Stuff I like to do? hike, take pictures, walk on the ocean floor, kayak over the same spot at high tide, garden, eat & cook local cuisine, and explore Bay of Fundy's backroads & sculpted coast in my VW bug with my dog, husband and kids (whoops, not necessarily in that order!) My happiest moments are when I'm sharing my passion for "all things Bay of Fundy" with friends, family and visitors.
Although I'm based in Parrsboro in the upper Bay of Fundy's extreme tidal zone, I travel and explore the whole bay year-round for work and play.
I'm also on Twitter @bayoffundy and I've got a fun collection of 'best of the best' Bay of Fundy videos on www.youtube.com/fundybay
I couldn't resist popping this post in the middle of my winter series...Today is Australia Day, a perfect opportunity to announce the formation of a 'world beating team' that we hope will propel the Bay of Fundy to one of the winning New7Wonders of Nature.
Well, I rarely make two blog posts with video content in a row but I just couldn't resist sharing this preview video of this Sunday's episode of CBC TV's Land & Sea. It features all about our beautiful Bay of Fundy and it airs nationally at noon on Nov 21.
Although the Bay of Fundy is horseshoe-shaped lots of visitors and locals make a loop of it by taking the "Fundy ferry". It's a year-round 3-hr sailing between Digby, Nova Scotia, and Saint John, New Brunswick. Here's a sampling of the trip on our latest episode of the Bay of Fundy Travel Show.

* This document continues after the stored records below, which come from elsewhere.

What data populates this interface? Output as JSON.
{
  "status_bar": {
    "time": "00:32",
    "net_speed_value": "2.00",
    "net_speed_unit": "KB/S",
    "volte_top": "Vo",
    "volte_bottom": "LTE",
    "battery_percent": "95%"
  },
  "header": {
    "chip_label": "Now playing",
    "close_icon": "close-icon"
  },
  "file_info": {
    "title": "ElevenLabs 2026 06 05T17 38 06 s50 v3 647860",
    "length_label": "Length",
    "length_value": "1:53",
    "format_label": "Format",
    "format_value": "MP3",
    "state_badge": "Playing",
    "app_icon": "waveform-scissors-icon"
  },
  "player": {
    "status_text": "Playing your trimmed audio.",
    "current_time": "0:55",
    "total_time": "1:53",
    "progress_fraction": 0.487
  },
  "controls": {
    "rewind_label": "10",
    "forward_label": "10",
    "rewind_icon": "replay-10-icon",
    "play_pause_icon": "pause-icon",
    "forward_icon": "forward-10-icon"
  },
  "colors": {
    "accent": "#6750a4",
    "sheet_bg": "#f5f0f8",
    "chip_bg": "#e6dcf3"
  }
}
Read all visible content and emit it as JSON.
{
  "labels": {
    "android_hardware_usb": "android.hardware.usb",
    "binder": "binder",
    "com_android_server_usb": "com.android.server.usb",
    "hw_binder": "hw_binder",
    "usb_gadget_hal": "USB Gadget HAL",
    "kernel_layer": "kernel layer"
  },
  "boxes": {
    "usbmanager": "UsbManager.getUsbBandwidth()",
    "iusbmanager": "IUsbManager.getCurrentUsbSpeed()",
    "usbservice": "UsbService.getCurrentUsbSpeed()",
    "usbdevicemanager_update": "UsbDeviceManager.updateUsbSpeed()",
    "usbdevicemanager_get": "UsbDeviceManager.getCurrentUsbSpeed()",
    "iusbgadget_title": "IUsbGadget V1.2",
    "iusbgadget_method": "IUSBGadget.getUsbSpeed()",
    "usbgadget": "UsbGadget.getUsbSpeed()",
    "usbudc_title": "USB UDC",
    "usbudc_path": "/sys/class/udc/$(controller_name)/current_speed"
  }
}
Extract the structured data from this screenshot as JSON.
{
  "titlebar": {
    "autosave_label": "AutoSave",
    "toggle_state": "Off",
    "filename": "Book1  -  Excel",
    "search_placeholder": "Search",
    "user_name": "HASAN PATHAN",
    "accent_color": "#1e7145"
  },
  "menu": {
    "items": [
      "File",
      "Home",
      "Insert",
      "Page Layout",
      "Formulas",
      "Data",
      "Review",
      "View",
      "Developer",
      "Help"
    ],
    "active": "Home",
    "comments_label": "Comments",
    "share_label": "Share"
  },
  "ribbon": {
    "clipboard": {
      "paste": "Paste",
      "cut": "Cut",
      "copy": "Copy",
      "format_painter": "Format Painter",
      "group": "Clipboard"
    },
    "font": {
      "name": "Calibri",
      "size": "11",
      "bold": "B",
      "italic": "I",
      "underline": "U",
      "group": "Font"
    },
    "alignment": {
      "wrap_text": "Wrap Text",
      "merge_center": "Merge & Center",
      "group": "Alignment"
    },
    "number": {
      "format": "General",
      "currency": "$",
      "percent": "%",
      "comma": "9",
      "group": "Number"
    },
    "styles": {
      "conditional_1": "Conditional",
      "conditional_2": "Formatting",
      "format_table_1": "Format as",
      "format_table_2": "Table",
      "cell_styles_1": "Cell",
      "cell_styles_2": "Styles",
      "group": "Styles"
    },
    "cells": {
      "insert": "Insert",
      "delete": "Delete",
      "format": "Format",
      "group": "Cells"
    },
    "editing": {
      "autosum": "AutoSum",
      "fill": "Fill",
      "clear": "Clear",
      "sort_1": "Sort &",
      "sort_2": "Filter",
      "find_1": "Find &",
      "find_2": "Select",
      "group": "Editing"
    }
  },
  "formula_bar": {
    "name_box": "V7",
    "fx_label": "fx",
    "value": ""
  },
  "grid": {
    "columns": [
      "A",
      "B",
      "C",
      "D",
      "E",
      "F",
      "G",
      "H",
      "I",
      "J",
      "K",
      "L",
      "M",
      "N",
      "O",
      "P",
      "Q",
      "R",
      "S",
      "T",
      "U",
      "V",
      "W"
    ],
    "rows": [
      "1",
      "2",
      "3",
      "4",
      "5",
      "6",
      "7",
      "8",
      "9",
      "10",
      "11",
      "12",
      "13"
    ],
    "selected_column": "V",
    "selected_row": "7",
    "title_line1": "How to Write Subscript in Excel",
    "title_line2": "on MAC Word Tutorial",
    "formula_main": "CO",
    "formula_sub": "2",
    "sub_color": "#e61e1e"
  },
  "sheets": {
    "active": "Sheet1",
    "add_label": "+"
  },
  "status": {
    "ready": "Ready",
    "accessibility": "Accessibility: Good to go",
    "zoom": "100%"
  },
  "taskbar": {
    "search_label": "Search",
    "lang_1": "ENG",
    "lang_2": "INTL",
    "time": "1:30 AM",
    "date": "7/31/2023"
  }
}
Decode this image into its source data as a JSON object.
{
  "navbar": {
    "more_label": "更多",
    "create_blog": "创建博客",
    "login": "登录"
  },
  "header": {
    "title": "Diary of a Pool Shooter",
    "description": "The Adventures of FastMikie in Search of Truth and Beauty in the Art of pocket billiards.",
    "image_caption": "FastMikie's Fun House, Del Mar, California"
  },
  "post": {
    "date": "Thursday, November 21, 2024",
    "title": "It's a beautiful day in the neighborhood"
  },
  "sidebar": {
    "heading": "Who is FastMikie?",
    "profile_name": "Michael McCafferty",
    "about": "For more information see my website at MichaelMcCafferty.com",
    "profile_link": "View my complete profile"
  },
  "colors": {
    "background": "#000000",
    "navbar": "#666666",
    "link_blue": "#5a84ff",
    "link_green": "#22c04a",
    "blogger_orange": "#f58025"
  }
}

Anyone living in upper Bay of Fundy is quite aware that large tracts of our coastal land are currently protected from tidal inundation by dykes. The original dykes were built by Acadian settlers over 350 years ago to convert salt water marshes to farm land.